Several decades later and after numerous losses to the Confederacy, Abraham Lincoln ordered the Civil War Study.  Adhering strictly to Quetelet’s principles, Lincoln gathered data from his men and used it to form as many averages he could, enabling his army to ration food, design weapons and even determine custom uniform sizes. The Civil War Study became the basis of standardization and mass production in the US military and in 1926, the first airplane cockpit was designed based on the dimensions of the average man as determined by the study.  By the end of WW2, the US Army had begun recruiting hundreds more pilots but with this had come an unprecedented increase in the number of accidents and deaths.  For many years the reasons for this increase in fatalities remained a mystery and eventually it was decided that the 1920s cockpit must’ve been too small and that a new average should be taken. Gilbert S Daniels was appointed to the task. While conducting his research into the new 1950s average male, Daniels measured thousands of airmen on 10 critical physical dimensions. Not a single one of them fit all 10 dimensions of the “average male”. Daniels realised that by designing for the average dimensions, the army had in fact been designing for no one. As a result of his discovery, military engineers redesigned cockpits so that everything was adjustable, allowing for much more flexibility in size.  In turn, pilot performance improved and fatalities were reduced.

What had become clear was that design could not be based around an “average person”, but had to be able to accommodate people outside the average because in the end, no one is really average..

A Loose-Fit City

The notion of the average also informs the way that our cities are designed.  No one walks, drives or indeed navigates space in quite the same way and allowances are factored into the urban fabric to absorb this range.  Within the streetscape, there are a multitude of spaces of transient occupation, moments of tolerance designed to allow for the performance variability between users of the city.  The dimensions of a car lane for example, determined by the DVLA, leave space either side of the vehicles that pass through it.  Driving down the lane, vehicles swerve right 5 and left, touching and returning.. Or the pavement, the delineation between vehicle and human; first introduced as a counter to the Great Manure Crisis of 1894, today span often wider distances and remain elevated, sometimes even with the addition of bollards.  These safety mechanisms embedded in the fabric of our surroundings act as a reminder of our lack of repeatability in tasks.  They highlight our intrinsic flaws; invisible signs of human error.

The Promise Of Precision

Automation is upon us and brings with it the possibility of ultimate precision.
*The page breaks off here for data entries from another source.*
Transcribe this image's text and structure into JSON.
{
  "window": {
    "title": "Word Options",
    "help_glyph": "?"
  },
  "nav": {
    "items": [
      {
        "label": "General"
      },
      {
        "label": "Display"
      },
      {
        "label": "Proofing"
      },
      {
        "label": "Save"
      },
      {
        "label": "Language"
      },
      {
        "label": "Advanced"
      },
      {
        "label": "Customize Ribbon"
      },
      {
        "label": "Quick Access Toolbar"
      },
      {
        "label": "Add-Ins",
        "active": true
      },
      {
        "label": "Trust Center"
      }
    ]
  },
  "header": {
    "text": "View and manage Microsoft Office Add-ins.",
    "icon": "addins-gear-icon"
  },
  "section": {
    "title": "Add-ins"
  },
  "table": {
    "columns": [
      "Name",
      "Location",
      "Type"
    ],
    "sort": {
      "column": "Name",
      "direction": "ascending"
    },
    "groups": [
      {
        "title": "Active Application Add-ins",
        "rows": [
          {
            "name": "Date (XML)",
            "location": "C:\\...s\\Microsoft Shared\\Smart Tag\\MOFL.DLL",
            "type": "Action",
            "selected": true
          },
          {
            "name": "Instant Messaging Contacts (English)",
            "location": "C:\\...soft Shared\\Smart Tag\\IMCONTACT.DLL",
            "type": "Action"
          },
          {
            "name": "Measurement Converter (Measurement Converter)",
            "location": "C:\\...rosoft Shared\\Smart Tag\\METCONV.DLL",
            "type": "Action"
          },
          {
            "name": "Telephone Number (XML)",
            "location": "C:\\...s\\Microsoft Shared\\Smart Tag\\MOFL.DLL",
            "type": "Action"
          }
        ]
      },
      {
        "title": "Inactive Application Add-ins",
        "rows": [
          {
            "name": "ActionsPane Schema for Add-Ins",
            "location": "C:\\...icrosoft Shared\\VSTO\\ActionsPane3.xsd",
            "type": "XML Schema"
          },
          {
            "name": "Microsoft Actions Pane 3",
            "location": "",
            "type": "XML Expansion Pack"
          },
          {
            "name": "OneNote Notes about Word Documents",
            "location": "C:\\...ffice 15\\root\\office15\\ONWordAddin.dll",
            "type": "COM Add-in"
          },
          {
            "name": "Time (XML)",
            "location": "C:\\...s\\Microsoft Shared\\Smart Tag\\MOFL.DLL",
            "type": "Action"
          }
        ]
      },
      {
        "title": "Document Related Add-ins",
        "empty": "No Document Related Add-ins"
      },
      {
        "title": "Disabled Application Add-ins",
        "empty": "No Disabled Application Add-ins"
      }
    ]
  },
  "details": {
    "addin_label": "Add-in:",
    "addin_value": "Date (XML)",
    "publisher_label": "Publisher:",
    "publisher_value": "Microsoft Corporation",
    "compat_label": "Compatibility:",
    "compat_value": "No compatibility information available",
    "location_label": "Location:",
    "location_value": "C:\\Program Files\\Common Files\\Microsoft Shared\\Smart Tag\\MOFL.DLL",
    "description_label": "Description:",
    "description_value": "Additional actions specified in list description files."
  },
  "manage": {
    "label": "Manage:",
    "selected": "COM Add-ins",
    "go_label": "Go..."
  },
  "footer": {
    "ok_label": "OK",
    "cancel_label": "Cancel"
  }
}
AI and machine vision are advancing to such a degree that they are not only beginning to match human capability but indeed to exceed it.  As human unpredictability is removed from jobs and machines take over, repeatability can be introduced where it could not be before. Subsequently, spaces can begin to be determined by the dimensions needed and need no longer absorb the slack of human error.  With these rapid advances in technology, the city too will be able to reclaim space, ‘a little here, a little there’.  As the space adds up, it will become clear that there was a huge amount of space set aside for our unpredictability. Once transient neglected spaces, will these modern day gores become valuable real estate in an ever intensifying urban fabric?

Will they accommodate the programmes associated with the technology; drone ports for last mile delivery or drive-thru arcades for self-driving vehicles? Or will they simply cater to the ever growing population, changing the layout and density of our cities? Crucially, what new architectural typologies emerge as we take back these idiosyncratic spaces and transition into an age of precision?


1. Machine vision algorithm output. SegNet, 2016.
2.  Automated street marking. Unknown.
3. Dream Life Of Driverless Cars (still). ScanLAB, 2015.
4. HumanScale 1,2,3. Niels Diffrient, 1973.
5. The Space Between. Author’s own, 2016.
6. Union Army uniforms. War of the Rebellion Atlas, 1895.